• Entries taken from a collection
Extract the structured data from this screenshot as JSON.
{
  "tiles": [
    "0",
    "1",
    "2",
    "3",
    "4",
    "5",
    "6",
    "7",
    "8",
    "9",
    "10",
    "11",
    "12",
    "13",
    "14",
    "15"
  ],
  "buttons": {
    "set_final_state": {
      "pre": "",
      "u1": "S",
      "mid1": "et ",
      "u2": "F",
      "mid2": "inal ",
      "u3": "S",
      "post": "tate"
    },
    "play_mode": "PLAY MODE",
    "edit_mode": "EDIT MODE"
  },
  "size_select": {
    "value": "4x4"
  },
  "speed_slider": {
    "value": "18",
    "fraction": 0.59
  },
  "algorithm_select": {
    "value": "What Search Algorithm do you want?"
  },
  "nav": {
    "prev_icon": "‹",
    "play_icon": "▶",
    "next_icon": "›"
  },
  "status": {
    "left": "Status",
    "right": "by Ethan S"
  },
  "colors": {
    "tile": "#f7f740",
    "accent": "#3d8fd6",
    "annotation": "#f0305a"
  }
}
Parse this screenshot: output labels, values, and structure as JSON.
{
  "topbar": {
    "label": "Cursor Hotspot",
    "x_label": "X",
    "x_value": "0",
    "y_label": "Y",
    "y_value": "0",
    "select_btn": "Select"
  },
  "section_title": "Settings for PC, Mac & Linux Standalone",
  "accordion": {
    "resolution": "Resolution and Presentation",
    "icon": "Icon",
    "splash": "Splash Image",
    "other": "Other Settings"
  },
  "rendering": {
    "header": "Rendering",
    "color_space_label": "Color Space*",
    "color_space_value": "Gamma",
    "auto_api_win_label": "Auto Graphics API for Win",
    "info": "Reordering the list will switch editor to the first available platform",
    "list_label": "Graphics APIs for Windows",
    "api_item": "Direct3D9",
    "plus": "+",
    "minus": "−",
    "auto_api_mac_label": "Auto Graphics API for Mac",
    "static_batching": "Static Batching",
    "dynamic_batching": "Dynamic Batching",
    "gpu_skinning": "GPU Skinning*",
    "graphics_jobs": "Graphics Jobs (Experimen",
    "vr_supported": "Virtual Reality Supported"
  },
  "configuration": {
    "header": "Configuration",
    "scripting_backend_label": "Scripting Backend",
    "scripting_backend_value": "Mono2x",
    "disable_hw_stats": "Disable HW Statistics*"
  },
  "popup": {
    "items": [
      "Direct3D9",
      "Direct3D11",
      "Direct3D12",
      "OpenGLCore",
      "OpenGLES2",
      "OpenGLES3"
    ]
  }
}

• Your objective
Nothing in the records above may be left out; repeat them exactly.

• Response to this exercise
Extract the structured data from this screenshot as JSON.
{
  "tiles": [
    "0",
    "1",
    "2",
    "3",
    "4",
    "5",
    "6",
    "7",
    "8",
    "9",
    "10",
    "11",
    "12",
    "13",
    "14",
    "15"
  ],
  "buttons": {
    "set_final_state": {
      "pre": "",
      "u1": "S",
      "mid1": "et ",
      "u2": "F",
      "mid2": "inal ",
      "u3": "S",
      "post": "tate"
    },
    "play_mode": "PLAY MODE",
    "edit_mode": "EDIT MODE"
  },
  "size_select": {
    "value": "4x4"
  },
  "speed_slider": {
    "value": "18",
    "fraction": 0.59
  },
  "algorithm_select": {
    "value": "What Search Algorithm do you want?"
  },
  "nav": {
    "prev_icon": "‹",
    "play_icon": "▶",
    "next_icon": "›"
  },
  "status": {
    "left": "Status",
    "right": "by Ethan S"
  },
  "colors": {
    "tile": "#f7f740",
    "accent": "#3d8fd6",
    "annotation": "#f0305a"
  }
}
Parse this screenshot: output labels, values, and structure as JSON.
{
  "topbar": {
    "label": "Cursor Hotspot",
    "x_label": "X",
    "x_value": "0",
    "y_label": "Y",
    "y_value": "0",
    "select_btn": "Select"
  },
  "section_title": "Settings for PC, Mac & Linux Standalone",
  "accordion": {
    "resolution": "Resolution and Presentation",
    "icon": "Icon",
    "splash": "Splash Image",
    "other": "Other Settings"
  },
  "rendering": {
    "header": "Rendering",
    "color_space_label": "Color Space*",
    "color_space_value": "Gamma",
    "auto_api_win_label": "Auto Graphics API for Win",
    "info": "Reordering the list will switch editor to the first available platform",
    "list_label": "Graphics APIs for Windows",
    "api_item": "Direct3D9",
    "plus": "+",
    "minus": "−",
    "auto_api_mac_label": "Auto Graphics API for Mac",
    "static_batching": "Static Batching",
    "dynamic_batching": "Dynamic Batching",
    "gpu_skinning": "GPU Skinning*",
    "graphics_jobs": "Graphics Jobs (Experimen",
    "vr_supported": "Virtual Reality Supported"
  },
  "configuration": {
    "header": "Configuration",
    "scripting_backend_label": "Scripting Backend",
    "scripting_backend_value": "Mono2x",
    "disable_hw_stats": "Disable HW Statistics*"
  },
  "popup": {
    "items": [
      "Direct3D9",
      "Direct3D11",
      "Direct3D12",
      "OpenGLCore",
      "OpenGLES2",
      "OpenGLES3"
    ]
  }
}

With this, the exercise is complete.